Chet Smolski, Rhode Island College


image preview




This photograph shows the the Urban Renewal Project area of Allentown before construction began. As in many cities, urban renewal in Allentown displaced many individuals and families. While Allentown did achieve some new apartment complex's, elderly housing, and municipal buildings, a 1973 moratorium on subsidized housing, signed by Preisident Nixon, left much of the city with large areas of vacant land where there had once been neighborhoods. In this photo the central blocks, bordered by Hamilton St. at the lower middle frame and W Linden St. at the upper middle frame, are the most changed areas. Where a neighborhood is seen in this photo the Allentown Art Museum expanded in 1975. The vacant lot at the left center of the frame is now the site of an office building that houses the Social Security Administration, and across the street is a state prison that opened in 1992.

Notes Retrieved 5 July 2012 Retrieved 5 July 2012 Retrieved 5 July 2012


This object from the Chester E. Smolski photographic slides and publications, housed by the Rhode Island College Special Collections, and any of its digital surrogates are the intellectual property of Rhode Island College. This digital object is protected by copyright and/or related rights. The digital material presented here is licensed with a Creative Commons Attribution-NonCommercial-ShareAlike 4.0 International License. This content can be used, shared, or adapted for educational and scholarly purposes. For permissions to use this item please contact All uses must include appropriate attribution.

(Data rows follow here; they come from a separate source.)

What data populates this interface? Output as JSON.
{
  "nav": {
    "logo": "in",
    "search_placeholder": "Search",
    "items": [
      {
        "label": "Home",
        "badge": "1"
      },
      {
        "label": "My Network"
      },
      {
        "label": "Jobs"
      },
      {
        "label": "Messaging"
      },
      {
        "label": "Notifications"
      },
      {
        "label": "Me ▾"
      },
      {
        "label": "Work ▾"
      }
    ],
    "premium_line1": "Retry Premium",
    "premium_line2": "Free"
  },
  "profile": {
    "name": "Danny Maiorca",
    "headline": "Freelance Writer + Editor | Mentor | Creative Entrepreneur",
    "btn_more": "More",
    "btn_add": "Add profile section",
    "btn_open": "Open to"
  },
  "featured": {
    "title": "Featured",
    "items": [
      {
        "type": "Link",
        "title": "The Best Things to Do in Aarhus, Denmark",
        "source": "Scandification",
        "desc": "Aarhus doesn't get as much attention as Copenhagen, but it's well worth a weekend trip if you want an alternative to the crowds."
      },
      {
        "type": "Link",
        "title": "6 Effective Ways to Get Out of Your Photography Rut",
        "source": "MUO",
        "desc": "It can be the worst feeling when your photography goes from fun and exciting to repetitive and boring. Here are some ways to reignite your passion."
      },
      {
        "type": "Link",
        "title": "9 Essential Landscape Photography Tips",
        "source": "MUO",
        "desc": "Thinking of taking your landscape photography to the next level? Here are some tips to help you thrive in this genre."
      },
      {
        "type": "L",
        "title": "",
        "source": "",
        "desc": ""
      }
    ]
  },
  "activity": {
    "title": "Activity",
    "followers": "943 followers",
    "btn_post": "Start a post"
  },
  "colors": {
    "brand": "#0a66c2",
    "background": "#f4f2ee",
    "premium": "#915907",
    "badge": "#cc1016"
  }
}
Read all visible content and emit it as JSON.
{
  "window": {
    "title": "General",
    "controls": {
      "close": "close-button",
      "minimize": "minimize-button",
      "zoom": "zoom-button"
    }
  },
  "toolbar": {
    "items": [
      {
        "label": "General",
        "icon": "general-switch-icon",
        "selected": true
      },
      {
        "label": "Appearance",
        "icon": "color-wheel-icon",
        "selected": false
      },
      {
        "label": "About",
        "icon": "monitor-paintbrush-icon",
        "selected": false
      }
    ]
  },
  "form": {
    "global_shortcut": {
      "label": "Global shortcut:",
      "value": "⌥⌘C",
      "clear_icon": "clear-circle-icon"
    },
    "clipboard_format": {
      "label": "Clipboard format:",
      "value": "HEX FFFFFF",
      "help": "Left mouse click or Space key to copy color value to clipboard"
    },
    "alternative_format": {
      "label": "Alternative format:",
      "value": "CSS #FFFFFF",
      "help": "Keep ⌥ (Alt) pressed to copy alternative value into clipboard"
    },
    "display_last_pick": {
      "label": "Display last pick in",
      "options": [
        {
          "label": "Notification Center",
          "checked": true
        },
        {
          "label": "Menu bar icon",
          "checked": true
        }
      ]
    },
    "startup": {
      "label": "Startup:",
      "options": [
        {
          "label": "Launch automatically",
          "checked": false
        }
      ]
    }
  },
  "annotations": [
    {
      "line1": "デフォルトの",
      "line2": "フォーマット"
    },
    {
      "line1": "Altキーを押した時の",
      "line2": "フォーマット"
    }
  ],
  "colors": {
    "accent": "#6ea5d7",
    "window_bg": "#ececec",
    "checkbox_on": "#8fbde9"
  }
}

Creator 1 Role


Recommended Citation

Chester E. Smolski photographic slides and publications, MSS-0041, Special Collections, James P. Adams Library, Rhode Island College.


urban renewal, displacement, municipalities